Deciding where to dine in Vézelay was an easy decision. We cased restaurant's lining the town's one road and lumped for Le Bougainville, the only restaurant where Michel Tolmer's "Epaule Jété" poster in the window indicated the presence of natural wines.
The poster these days is a reliable, if by no means infallible, indicator of a restaurant that prizes good wine. This in turn is a reliable indicator of a good restaurant. Dining on hunches : it's what you do in the countryside. Like oil prospecting, only less nefarious or profitable.
Anyway, my friends and I hit the motherlode in Vézelay that day. Le Bougainville is the realised idyll of a country bistrot: quaint, welcoming, with a wine list to die for and a superlative cheese plate. And chef-owner Philippe Guillemard and his wife Sylvie are like the angels who admit you to heaven after a lifetime of suffering Parisian hospitality. They're quiet enthusiasts who, from their restaurant perched in the shadow of Vézelay's famous basilica, offer the town's visitors a dining experience to rival the transcendental view up top.
Menu prices are modest. Sweetbreads, tête de veau, soupe à l'oignon, saucisse de Lyon...
The menu at Le Bougainville is Burgundian comfort food with just a barely perceptible tilt towards offal. It is simple and unoriginal and it wins my heart, because I prefer unoriginality in cuisine as a general principle, and because such menus take about two seconds' decision time, after which one can return to the wine list...
So what if, like seemingly every other restaurant in the French countryside, dishware at Le Bougainville appears to have been sourced from bargain shops in the 1980's? What Philippe Guillemard's plating lacks in overall contemporary finesse it recovers in ingedient quality: everything is impeccable.
Particular mention must be made of the restaurant's cheese cart, upon which the various wheels and beveled bricks sit in a beautiful mess, a surrealist moonscape of disheveled and unruly fromage. Cheeses on a cheese cart should look this way. It suggests the cheeses have been properly ripened and that they're being served at the correct temperature. On my first visit to Le Bougainville I tasted a Chablis-rinsed Epoisses whose rusty tang just blew my mind.
Speaking of Chablis, the Guillemards have an absolute trove of Raveneau and Dauvissat.
August names like these appear on the list beside a successive generation of natural-wine pioneers like Dominique Derain and the local Domaine de la Cadette, separated by perhaps a 20€ price difference in some cases. It's a generous and undogmatic approach, although one susceptible to the predations of enthusiasts like myself.

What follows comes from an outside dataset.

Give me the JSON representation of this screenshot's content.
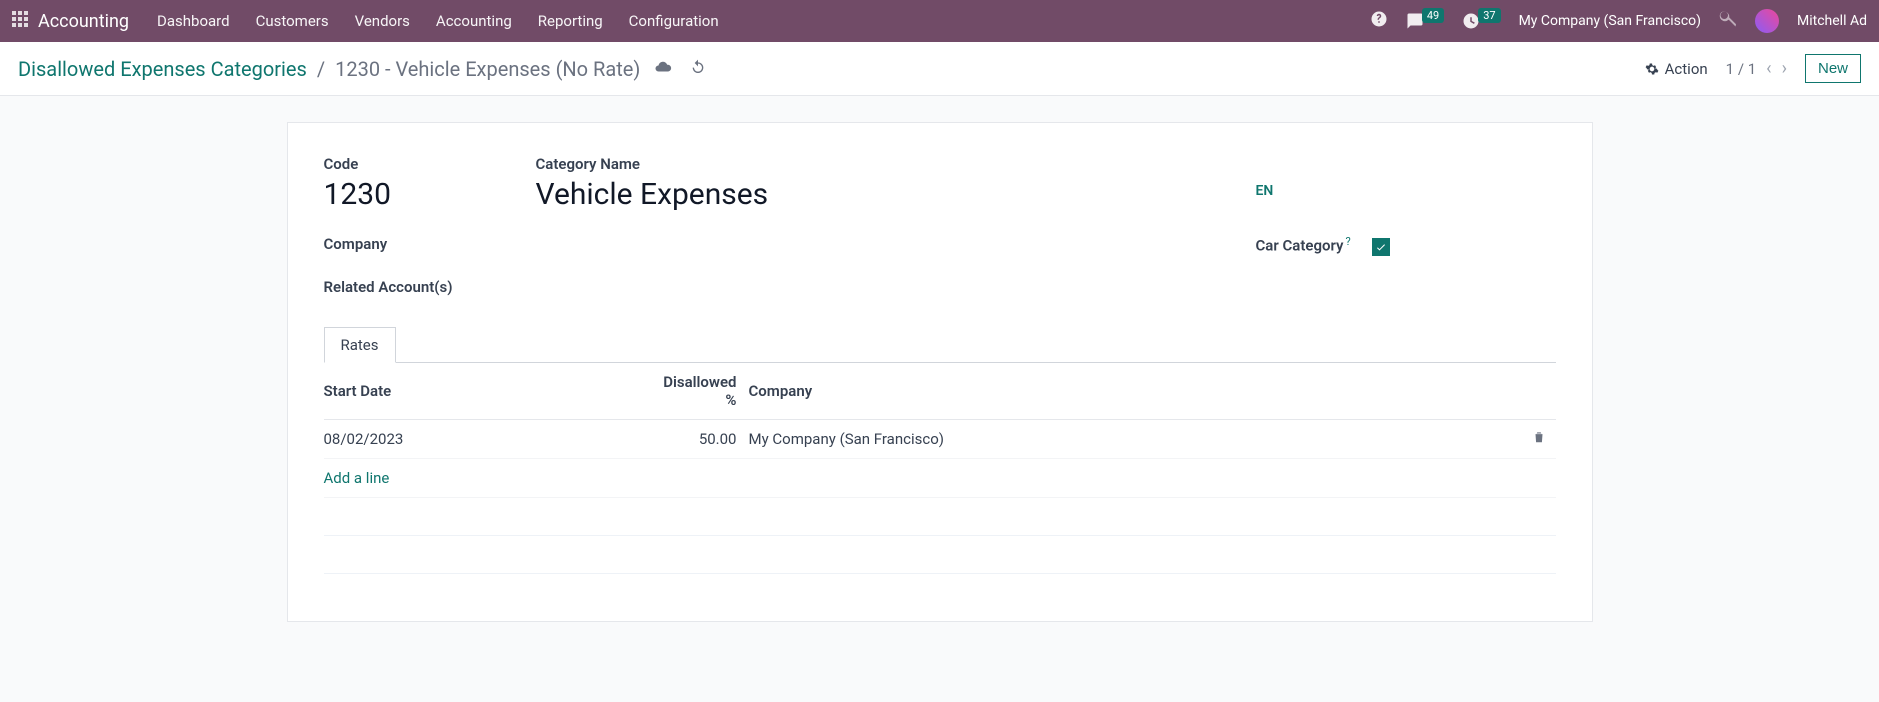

The 2004 Raveneau Chablie 1ér Cru "Fôret" we had on our first visit was fairly unforgettable. A haunting brown-butter / mushroom / white floral accord on the nose, followed by baked peach and more pristine champignon on the palate... It possessed a ghostly, almost gothic amplitude, like the prettier songs of slightly goofy Goth-folkie Chelsea Wolfe.
As with local Vézelay bar Le Vézelien, I had the opportunity to visit Le Bougainville twice this summer, first on the bike trip through the Yonne in June, then again in July on a trip we made starting in Sancerre. The latter ride, which I'll post about at greater length at some point, was marked by a hellishly unpleasant stretch of road between Clammecy and Vézelay. As my cohorts and I slogged through car exhaust up interminable hills, I found myself trying to raise our morale by hyping up, to unreasonable proportions, our reservation that evening at Le Bougainville.
Even after such an introduction, restaurant didn't disappoint. The Guillemards recognised my friend E and I from our visit visit, when I'd plied Philippe with questions about some rare Irancy wines. And once again they took pity on our car-lessness and offered, at the end of the meal when the restaurant closed, to give us a lift back down the hill to our chambre d'hôte in Saint-Pere. (Otherwise it's kind of a hike - feasible and even enjoyable during daylight, but rather forbidding at night in the rain with a belly full of eaux de vie.)
26, rue Saint-Etienne
Tel: 03 86 33 27 57
Yonne Bike Trip: Le Vézelien, Vézelay
Yonne Bike Trip: Le Pot d'Etain, Isle-sur-Serein
Yonne Bike Trip: Alice et Olivier de Moor, Courgis
Yonne Bike Trip: Le Bistrot des Grands Crus, Chablis
Yonne Bike Trip: Vincent Dauvissat, Chablis
Yonne Bike Trip: Domaine Colinot, Irancy
Yonne Bike Trip: Atélier à Jean, Vincelottes
A Vézelay mini-guide at Globalista that briefly mentions Le Bougainville.